Feb. 5, 2013 at 8:58 PM ET
The Navy is funding the development of high-tech binoculars that can ID enemies from more than 600 feet away, according to recently-released documents.
Applications of such a device are easy to imagine in a combat situation or undercover — which is why plenty of people are already working on similar systems. The company contracted to develop the binoculars, StereoVision Imaging, already has a working pair, but apparently the Navy didn't think they were good enough just yet.

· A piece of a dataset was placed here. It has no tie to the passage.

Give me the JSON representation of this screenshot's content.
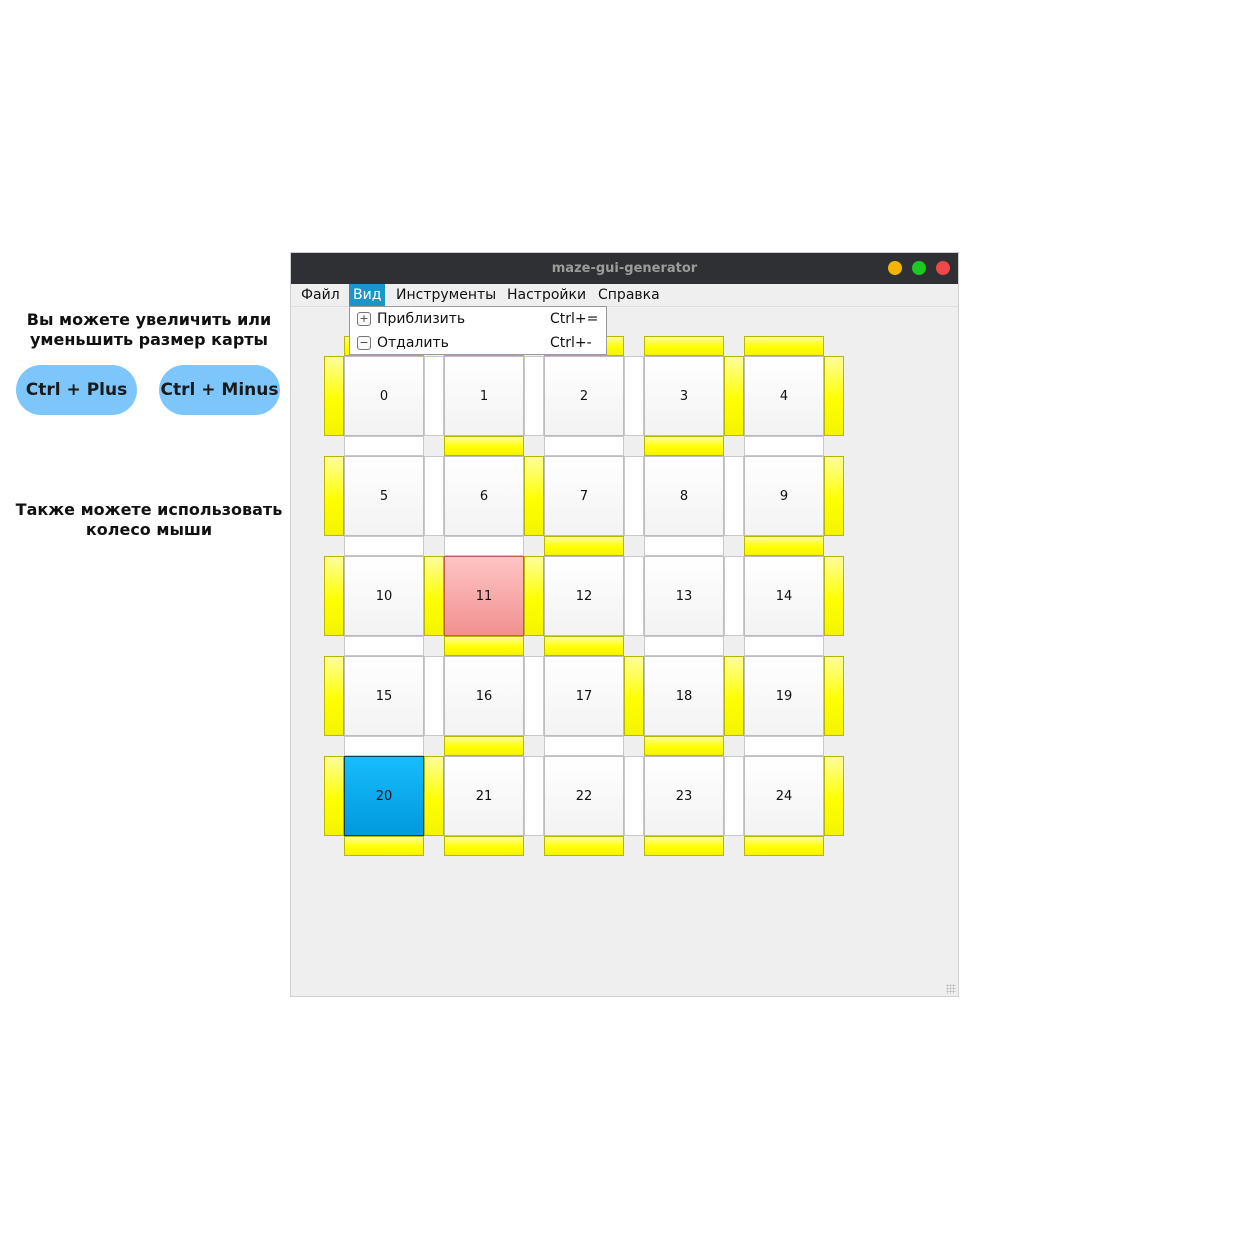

As one can imagine, the farther our soldiers and sailors can keep from the enemy, the safer they'll be. So 200 meters, or around 650 feet, is what the Navy asked for. Accurately identifying a face is a complicated process, of course, and doing it from even 6 feet can be difficult, to say nothing of 650.
StereoVision's device works out to about 300 feet, but only during daylight hours. That's impressive, but still falls short — which is why the Navy is pumping an undisclosed sum into improving them over the next 15 months.

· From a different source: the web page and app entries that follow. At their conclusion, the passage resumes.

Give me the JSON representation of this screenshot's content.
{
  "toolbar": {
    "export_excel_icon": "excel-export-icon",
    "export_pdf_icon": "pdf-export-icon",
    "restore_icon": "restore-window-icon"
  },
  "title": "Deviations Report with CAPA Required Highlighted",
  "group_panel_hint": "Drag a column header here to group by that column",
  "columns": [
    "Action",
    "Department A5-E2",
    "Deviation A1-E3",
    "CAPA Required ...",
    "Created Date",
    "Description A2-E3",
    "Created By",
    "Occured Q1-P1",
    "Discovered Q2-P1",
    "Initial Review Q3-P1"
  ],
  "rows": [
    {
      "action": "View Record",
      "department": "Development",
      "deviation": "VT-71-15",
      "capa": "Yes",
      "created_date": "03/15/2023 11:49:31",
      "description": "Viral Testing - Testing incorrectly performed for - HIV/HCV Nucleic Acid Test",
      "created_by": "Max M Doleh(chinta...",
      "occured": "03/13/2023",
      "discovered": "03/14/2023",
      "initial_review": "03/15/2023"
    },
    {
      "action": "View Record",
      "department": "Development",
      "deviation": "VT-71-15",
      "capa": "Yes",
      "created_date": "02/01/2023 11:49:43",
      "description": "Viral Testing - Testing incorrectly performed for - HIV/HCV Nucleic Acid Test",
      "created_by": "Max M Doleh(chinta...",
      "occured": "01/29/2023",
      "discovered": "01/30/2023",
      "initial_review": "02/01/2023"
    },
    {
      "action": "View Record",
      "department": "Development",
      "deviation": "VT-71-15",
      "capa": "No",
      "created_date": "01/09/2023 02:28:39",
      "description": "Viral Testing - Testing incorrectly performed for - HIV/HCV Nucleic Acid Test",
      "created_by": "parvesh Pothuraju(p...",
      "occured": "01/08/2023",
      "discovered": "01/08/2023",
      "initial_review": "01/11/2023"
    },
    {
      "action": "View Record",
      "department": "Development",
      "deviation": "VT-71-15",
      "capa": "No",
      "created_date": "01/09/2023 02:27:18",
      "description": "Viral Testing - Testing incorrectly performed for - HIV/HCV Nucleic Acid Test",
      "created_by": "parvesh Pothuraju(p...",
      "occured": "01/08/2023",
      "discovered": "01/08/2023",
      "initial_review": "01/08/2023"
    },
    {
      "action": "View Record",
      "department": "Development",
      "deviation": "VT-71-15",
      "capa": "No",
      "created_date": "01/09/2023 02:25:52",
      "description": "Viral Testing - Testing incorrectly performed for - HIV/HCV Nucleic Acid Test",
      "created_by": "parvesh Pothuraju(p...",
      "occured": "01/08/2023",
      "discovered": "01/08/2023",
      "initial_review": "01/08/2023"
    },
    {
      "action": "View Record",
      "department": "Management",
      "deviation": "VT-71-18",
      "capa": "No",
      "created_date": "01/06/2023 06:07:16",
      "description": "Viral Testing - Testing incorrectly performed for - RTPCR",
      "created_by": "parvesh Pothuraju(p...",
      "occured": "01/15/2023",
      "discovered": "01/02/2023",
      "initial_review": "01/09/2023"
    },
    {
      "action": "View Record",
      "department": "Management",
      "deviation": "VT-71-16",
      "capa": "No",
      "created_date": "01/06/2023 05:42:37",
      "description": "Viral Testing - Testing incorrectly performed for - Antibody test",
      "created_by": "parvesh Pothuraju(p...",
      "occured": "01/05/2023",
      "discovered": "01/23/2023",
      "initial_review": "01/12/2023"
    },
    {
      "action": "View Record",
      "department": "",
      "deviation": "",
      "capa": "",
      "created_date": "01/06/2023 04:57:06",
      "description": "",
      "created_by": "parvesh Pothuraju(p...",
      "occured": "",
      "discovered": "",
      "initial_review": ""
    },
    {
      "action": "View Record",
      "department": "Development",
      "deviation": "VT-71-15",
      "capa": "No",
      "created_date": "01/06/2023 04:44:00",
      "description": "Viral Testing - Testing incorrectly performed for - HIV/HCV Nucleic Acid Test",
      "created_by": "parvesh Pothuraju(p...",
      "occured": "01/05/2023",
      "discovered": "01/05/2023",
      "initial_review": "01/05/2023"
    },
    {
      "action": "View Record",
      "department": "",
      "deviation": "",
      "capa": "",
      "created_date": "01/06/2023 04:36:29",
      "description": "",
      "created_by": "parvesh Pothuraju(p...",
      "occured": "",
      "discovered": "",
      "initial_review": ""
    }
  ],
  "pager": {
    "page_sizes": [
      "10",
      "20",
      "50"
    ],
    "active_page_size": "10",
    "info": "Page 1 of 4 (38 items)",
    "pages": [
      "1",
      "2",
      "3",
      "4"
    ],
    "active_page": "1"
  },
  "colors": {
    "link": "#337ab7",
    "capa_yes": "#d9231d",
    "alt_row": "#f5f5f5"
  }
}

Others, like the FBI, Army, and even domestic police would certainly like such face-scanning binoculars, if StereoVision can get it working, though there's no shortage of competition. Even consumer tech companies are getting deep into facial recognition, for everything from password replacements to gaming.
Wired's Danger Room blog has some more details.

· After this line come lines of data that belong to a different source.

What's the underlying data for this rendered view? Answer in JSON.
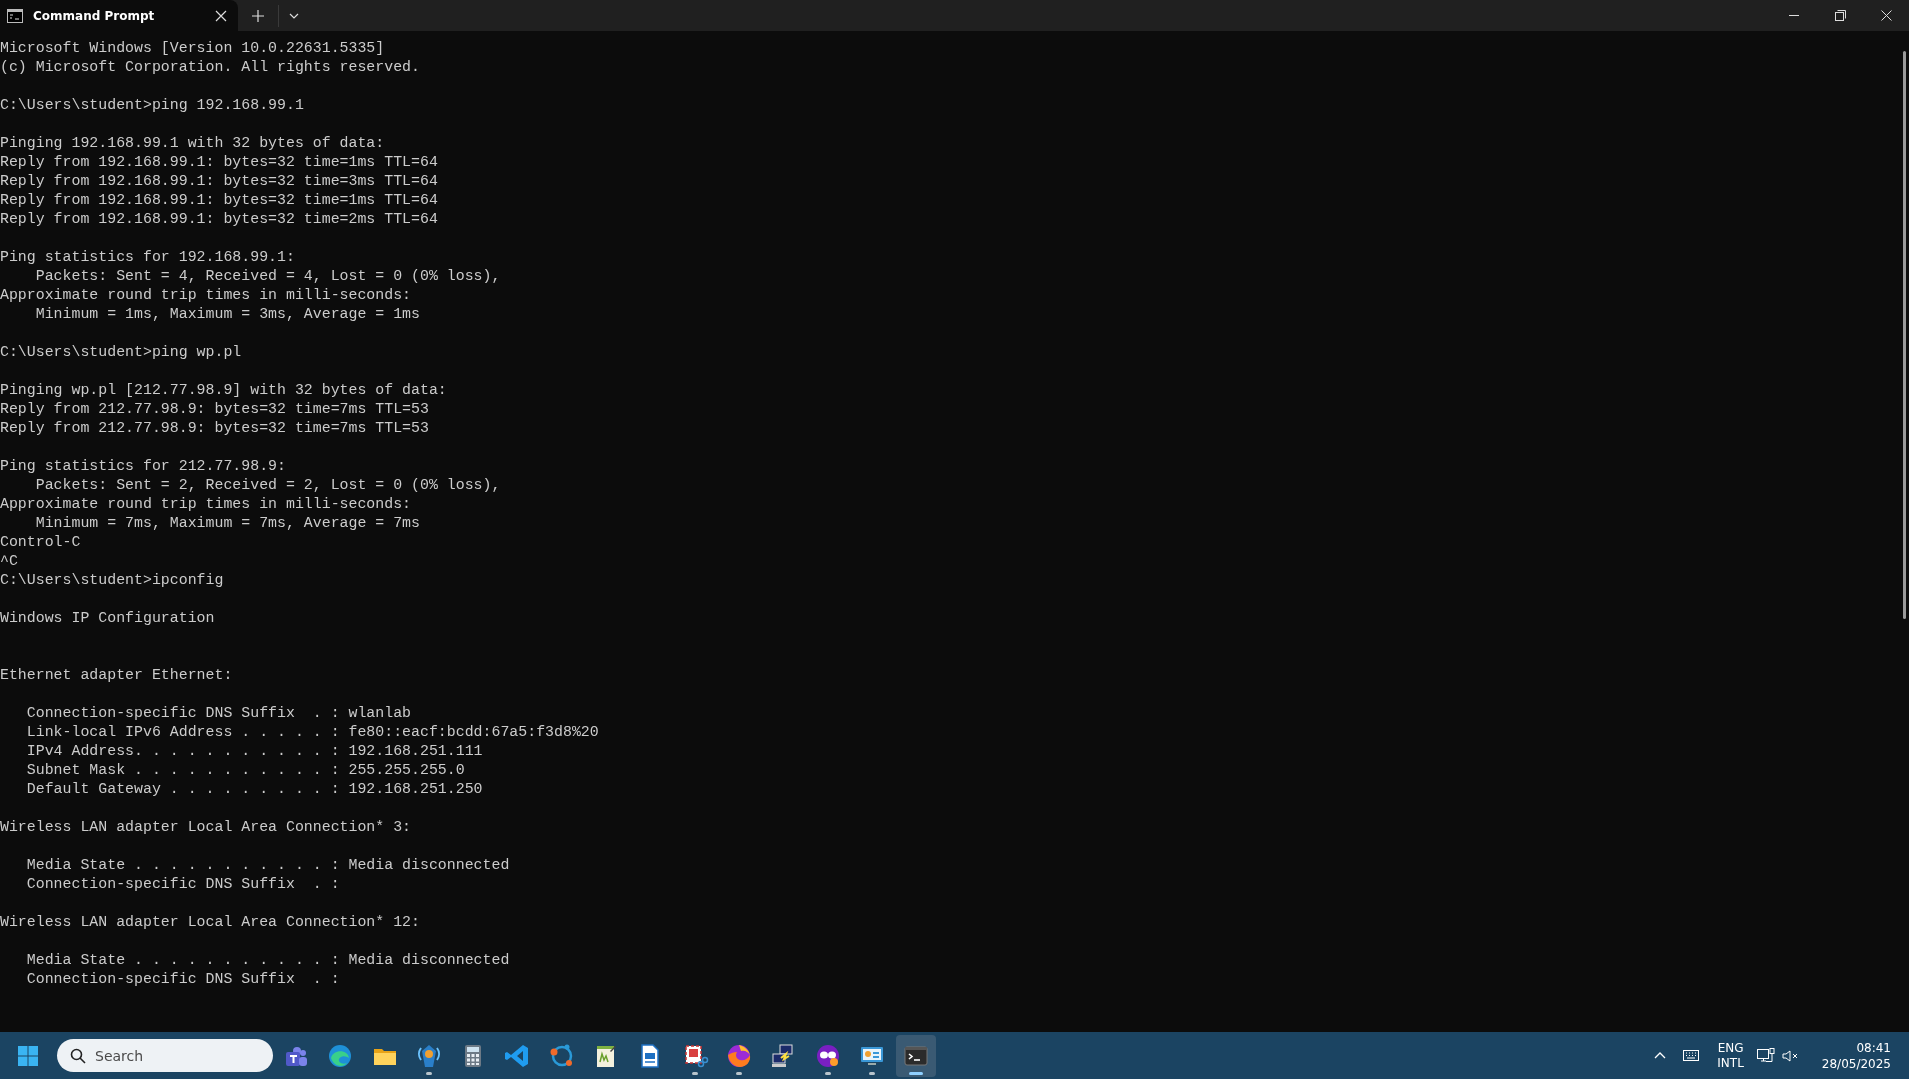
{
  "window": {
    "tab": {
      "title": "Command Prompt",
      "selected": true
    }
  },
  "terminal": {
    "blocks": [
      {
        "lines": [
          "Microsoft Windows [Version 10.0.22631.5335]",
          "(c) Microsoft Corporation. All rights reserved."
        ]
      },
      {
        "lines": [
          "C:\\Users\\student>ping 192.168.99.1"
        ]
      },
      {
        "lines": [
          "Pinging 192.168.99.1 with 32 bytes of data:",
          "Reply from 192.168.99.1: bytes=32 time=1ms TTL=64",
          "Reply from 192.168.99.1: bytes=32 time=3ms TTL=64",
          "Reply from 192.168.99.1: bytes=32 time=1ms TTL=64",
          "Reply from 192.168.99.1: bytes=32 time=2ms TTL=64"
        ]
      },
      {
        "lines": [
          "Ping statistics for 192.168.99.1:",
          "    Packets: Sent = 4, Received = 4, Lost = 0 (0% loss),",
          "Approximate round trip times in milli-seconds:",
          "    Minimum = 1ms, Maximum = 3ms, Average = 1ms"
        ]
      },
      {
        "lines": [
          "C:\\Users\\student>ping wp.pl"
        ]
      },
      {
        "lines": [
          "Pinging wp.pl [212.77.98.9] with 32 bytes of data:",
          "Reply from 212.77.98.9: bytes=32 time=7ms TTL=53",
          "Reply from 212.77.98.9: bytes=32 time=7ms TTL=53"
        ]
      },
      {
        "lines": [
          "Ping statistics for 212.77.98.9:",
          "    Packets: Sent = 2, Received = 2, Lost = 0 (0% loss),",
          "Approximate round trip times in milli-seconds:",
          "    Minimum = 7ms, Maximum = 7ms, Average = 7ms",
          "Control-C",
          "^C",
          "C:\\Users\\student>ipconfig"
        ]
      },
      {
        "lines": [
          "Windows IP Configuration"
        ]
      },
      {
        "extra_gap": true,
        "lines": [
          "Ethernet adapter Ethernet:"
        ]
      },
      {
        "lines": [
          "   Connection-specific DNS Suffix  . : wlanlab",
          "   Link-local IPv6 Address . . . . . : fe80::eacf:bcdd:67a5:f3d8%20",
          "   IPv4 Address. . . . . . . . . . . : 192.168.251.111",
          "   Subnet Mask . . . . . . . . . . . : 255.255.255.0",
          "   Default Gateway . . . . . . . . . : 192.168.251.250"
        ]
      },
      {
        "lines": [
          "Wireless LAN adapter Local Area Connection* 3:"
        ]
      },
      {
        "lines": [
          "   Media State . . . . . . . . . . . : Media disconnected",
          "   Connection-specific DNS Suffix  . :"
        ]
      },
      {
        "lines": [
          "Wireless LAN adapter Local Area Connection* 12:"
        ]
      },
      {
        "lines": [
          "   Media State . . . . . . . . . . . : Media disconnected",
          "   Connection-specific DNS Suffix  . :"
        ]
      }
    ]
  },
  "taskbar": {
    "search": {
      "placeholder": "Search"
    },
    "apps": [
      {
        "running": false,
        "selected": false
      },
      {
        "running": false,
        "selected": false
      },
      {
        "running": false,
        "selected": false
      },
      {
        "running": true,
        "selected": false
      },
      {
        "running": false,
        "selected": false
      },
      {
        "running": false,
        "selected": false
      },
      {
        "running": false,
        "selected": false
      },
      {
        "running": false,
        "selected": false
      },
      {
        "running": false,
        "selected": false
      },
      {
        "running": true,
        "selected": false
      },
      {
        "running": true,
        "selected": false
      },
      {
        "running": false,
        "selected": false
      },
      {
        "running": true,
        "selected": false
      },
      {
        "running": true,
        "selected": false
      },
      {
        "running": true,
        "selected": true
      }
    ],
    "tray": {
      "language": "ENG",
      "layout": "INTL",
      "time": "08:41",
      "date": "28/05/2025"
    }
  }
}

Devin Coldewey is a contributing writer for NBC News Digital. His personal website is coldewey.cc.